Early Blight is another tomato plant disease which is caused by a fungus that survives the winter on old vines. It usually appears in the form of dark spots surrounded by concentric bull's-eye rings on the leaves. If fruits touch the ground, they can develop fruit rot from anthracnose, and early and late blight. To avoid these problems, you should, space, stake or cage your tomatoes in such a way that they never touch the soil. Also, always allow enough space between the tomatoes for air circulation, so the foliage could dry off rapidly. Failing these precautions, fruits may rot inside, starting at the stem. Seedlings may have dark, sunken-in spots around the soil line. Once again, you should clean up and throw away all debris after harvest, rotate the crops and plant resistant cultivars. Try to avoid crowding of plants and prune for air circulation when growing tomatoes.
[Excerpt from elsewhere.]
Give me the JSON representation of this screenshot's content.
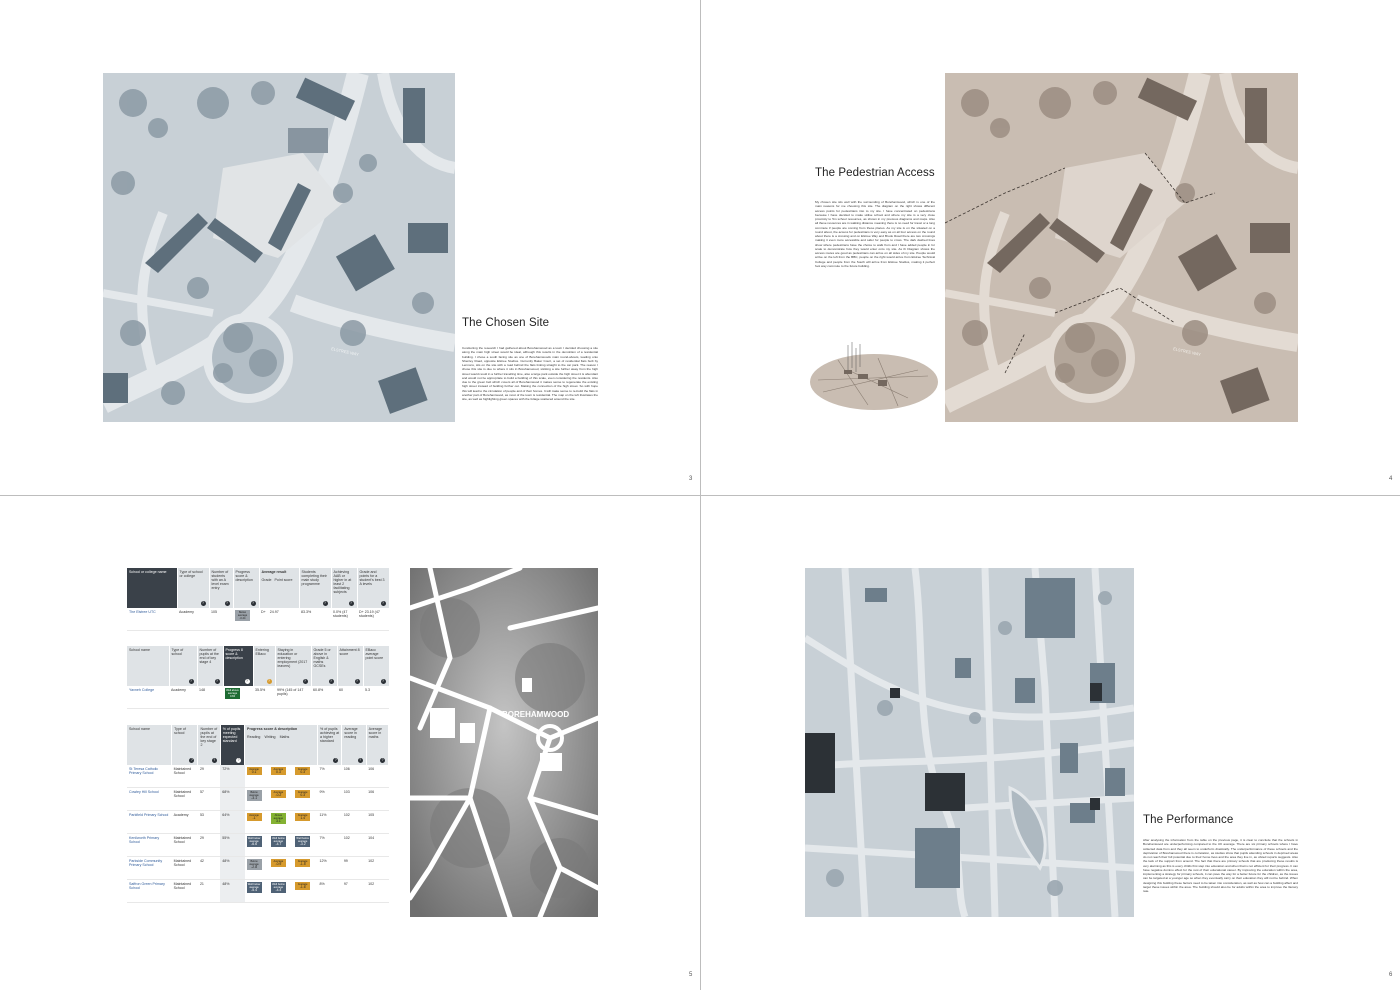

Late Blight is the other tomato plant disease which produces dark spots on the leaves which turn brown and then papery. Late blight can cause the entire plant to collapse all at once. The smell is also quite awful. This tomato plant disease is caused by a fungus that is favored by wet weather. The spores can travel great distances to affect plants. Blight can also occur after a sudden drop in temperature. To combat this tomato plant disease, avoid over-crowding and try to enhance air circulation among the plants. This can be achieved by using the methods of staking, caging and also pruning. You should also try to keep the leaves dry to avoid Late blight; it is a disease that thrives on moisture.

Septoria Leaf Spot is caused by a fungus which begins as yellow dots, but quickly turn into brown zones surrounded by yellow halos. The cells in the center of the spots die and turn whitish. This tomato plant disease calls for removal of the infected leaves.

Tobacco Mosaic Virus is yet another type of disease that affects tomato plants. It occurs when the leaves of the tomato plant take on a mottled yellow appearance. This can lead to a stringy growth habit, particularly in cool weather. This virus can live on a plant for 50 years and although there isn't any known cure for it, there are ways to keep the disease under control. If you have a contaminated plant, the disease can easily be transferred to other plants if the virus gets on your hands and gardening tools. The main solution to controlling the spread of the virus to the rest of the crop is through sanitation. Be sure to soap and wash your hands on a regular basis as you transplant. When it comes to your tools it would also be wise to immerse them in boiling water for a short time before adding them to a potent detergent. Next, uproot the seedlings that are plagued by the disease and destroy them immediately. Even after you have done away with the contaminated plants, you wash your hands and sterilize your tools before working with the other plants. Finally, when purchasing your plants, choose varieties denoted with a "T" on the seed package or plant marker.

Solution to low tomato yields

You may have huge towering plants which only produce a few tomatoes for the entire season. If this happens, it may be that you are applying too much nitrogen fertilizer. It is best to apply a balanced fertilizer high in phosphorus (the second number in the formula). Using a large nitrogen number would cause more leaf growth then tomato fruit production. A good natural plant hormone that helps blossoms set fruit is also worth trying.